* [What the task requires] Gather all lines in the entries that include the word "icon".

* [Listed entries]
┏━━
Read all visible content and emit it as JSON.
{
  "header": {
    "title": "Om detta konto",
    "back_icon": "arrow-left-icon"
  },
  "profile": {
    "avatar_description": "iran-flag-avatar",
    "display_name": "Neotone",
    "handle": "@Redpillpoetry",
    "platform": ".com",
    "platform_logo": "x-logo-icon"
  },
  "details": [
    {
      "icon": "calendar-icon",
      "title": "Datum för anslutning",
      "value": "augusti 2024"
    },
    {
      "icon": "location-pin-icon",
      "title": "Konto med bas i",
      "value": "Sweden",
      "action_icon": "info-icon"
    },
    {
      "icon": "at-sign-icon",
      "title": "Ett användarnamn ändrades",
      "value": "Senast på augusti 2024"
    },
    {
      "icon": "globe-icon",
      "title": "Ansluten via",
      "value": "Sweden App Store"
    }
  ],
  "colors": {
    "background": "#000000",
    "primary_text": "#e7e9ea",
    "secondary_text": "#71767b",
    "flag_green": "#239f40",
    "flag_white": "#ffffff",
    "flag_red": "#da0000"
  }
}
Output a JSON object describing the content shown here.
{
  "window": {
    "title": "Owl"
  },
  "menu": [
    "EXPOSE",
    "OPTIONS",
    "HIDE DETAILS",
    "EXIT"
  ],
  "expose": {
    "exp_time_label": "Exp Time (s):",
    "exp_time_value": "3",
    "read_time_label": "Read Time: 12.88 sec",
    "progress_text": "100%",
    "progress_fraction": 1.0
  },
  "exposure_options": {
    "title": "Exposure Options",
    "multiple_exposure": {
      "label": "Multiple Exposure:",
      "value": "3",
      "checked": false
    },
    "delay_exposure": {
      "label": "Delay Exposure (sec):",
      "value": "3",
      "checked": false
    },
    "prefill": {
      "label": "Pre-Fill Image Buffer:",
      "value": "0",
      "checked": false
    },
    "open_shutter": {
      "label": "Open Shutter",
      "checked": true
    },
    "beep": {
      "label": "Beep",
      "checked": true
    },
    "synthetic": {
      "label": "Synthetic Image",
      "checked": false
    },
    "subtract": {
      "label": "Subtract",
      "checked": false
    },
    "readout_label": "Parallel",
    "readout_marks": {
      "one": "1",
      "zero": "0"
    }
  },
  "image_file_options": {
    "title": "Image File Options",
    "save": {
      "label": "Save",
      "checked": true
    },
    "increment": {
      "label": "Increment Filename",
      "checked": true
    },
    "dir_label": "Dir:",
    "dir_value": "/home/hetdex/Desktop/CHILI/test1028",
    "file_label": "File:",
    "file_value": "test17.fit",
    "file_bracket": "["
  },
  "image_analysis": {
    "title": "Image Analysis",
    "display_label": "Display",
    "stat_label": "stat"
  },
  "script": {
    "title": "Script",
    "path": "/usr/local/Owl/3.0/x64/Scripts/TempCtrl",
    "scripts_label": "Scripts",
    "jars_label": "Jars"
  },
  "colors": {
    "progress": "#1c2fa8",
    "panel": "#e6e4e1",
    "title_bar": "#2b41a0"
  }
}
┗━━
* [Response to the task]
    "back_icon": "arrow-left-icon"
    "platform_logo": "x-logo-icon"
      "icon": "calendar-icon",
      "icon": "location-pin-icon",
      "action_icon": "info-icon"
      "icon": "at-sign-icon",
      "icon": "globe-icon",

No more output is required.